• Description of the task: Every entry needs to be reproduced exactly.

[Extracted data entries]
[Start of section]

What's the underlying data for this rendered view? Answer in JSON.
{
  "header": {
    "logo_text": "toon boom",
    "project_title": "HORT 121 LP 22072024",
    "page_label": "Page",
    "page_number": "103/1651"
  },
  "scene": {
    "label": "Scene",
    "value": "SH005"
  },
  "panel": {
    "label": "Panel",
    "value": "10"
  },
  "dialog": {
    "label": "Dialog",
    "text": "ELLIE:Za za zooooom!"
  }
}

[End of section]

• Solution to this task:
What's the underlying data for this rendered view? Answer in JSON.
{
  "header": {
    "logo_text": "toon boom",
    "project_title": "HORT 121 LP 22072024",
    "page_label": "Page",
    "page_number": "103/1651"
  },
  "scene": {
    "label": "Scene",
    "value": "SH005"
  },
  "panel": {
    "label": "Panel",
    "value": "10"
  },
  "dialog": {
    "label": "Dialog",
    "text": "ELLIE:Za za zooooom!"
  }
}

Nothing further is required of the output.